Is Taj Mahal made of ivory-white marble changing its colour due to increasing pollution in surrounding areas? The Supreme Court has raised its concern over the issue and has asked the Centre and UP government to take the assistance of international experts to preserve the monument. It is feared that the white monument is turning brownish and greenish in colour. The Apex Court has asked the government to consult renowned experts from the country and abroad to preserve the historical monument.

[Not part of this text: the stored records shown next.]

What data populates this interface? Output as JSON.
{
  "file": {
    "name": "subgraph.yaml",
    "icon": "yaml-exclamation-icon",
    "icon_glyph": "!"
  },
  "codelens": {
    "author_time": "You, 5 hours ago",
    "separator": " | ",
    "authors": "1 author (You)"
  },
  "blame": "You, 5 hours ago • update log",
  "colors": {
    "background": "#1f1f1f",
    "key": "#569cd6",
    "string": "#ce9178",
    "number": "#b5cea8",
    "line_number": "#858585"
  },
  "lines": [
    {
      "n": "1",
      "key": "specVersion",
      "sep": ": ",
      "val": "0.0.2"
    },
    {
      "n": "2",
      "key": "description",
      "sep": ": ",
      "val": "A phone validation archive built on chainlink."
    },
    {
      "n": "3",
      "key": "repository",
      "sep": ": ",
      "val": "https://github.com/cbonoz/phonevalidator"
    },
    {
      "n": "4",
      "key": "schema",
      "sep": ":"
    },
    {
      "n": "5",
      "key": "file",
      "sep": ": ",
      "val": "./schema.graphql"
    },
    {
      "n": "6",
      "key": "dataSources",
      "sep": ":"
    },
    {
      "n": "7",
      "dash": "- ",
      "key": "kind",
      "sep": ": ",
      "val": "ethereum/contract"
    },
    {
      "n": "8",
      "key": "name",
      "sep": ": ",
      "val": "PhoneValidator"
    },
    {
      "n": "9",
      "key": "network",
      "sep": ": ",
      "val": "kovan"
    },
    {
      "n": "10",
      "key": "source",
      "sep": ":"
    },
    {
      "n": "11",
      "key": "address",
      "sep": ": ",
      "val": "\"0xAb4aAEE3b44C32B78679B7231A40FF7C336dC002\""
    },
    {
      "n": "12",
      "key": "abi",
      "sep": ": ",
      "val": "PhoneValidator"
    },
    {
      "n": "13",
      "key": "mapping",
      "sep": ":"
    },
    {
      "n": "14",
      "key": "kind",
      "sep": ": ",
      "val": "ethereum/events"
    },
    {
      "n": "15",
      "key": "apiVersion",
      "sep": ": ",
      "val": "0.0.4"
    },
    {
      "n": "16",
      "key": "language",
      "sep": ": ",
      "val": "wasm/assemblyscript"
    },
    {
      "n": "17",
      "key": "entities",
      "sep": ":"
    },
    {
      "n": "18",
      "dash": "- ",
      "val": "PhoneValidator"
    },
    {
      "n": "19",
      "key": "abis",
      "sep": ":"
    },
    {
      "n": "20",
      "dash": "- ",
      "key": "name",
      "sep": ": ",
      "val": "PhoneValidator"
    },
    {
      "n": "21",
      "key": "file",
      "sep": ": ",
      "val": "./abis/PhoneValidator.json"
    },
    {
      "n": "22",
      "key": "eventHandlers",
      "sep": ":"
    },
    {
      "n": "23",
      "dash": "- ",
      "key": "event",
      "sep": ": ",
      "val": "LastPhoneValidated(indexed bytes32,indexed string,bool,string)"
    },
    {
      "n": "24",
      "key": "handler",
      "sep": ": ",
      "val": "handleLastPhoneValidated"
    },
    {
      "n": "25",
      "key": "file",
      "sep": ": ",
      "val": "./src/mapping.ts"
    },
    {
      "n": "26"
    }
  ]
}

The monument which survived the bomb threat from Japanese air attack during second world war is now facing threat of different sorts, that is, threats from environmental pollution on the banks of the Yamuna River including acid rain due to the Mathura Oil Refinery. Pollution has been a matter of grave concern for conservationists who feared that poor air quality will ultimately destroy world’s one of the seven wonders. In 2001, all the polluting units within the vicinity of Taj Mahal were ordered to be closed. However, the monument continues to reel under the onslaught of suspended particulate matter (spm) and sulphur dioxide (so2).
Advocate M C Mehta has been fighting a legal battle for the last three decades for preserving the monument. According to him both the Central and the state governments have failed in their duty to preserve the monument.
To help control the pollution, the government set up the Taj Trapezium Zone (TTZ), a 10,400-square-kilometre (4,000 sq mile) area around the monument where strict emissions standards are put in place. The Apex Court has been monitoring the environment concerns of the monument for the last 31 years after it was contended that growing pollution level in Agra posed serious danger to the Taj. It had restrained authorities from cutting down any tree in the TZZ. However, deterioration is continuing as indicated by the rise in spm and so2 levels.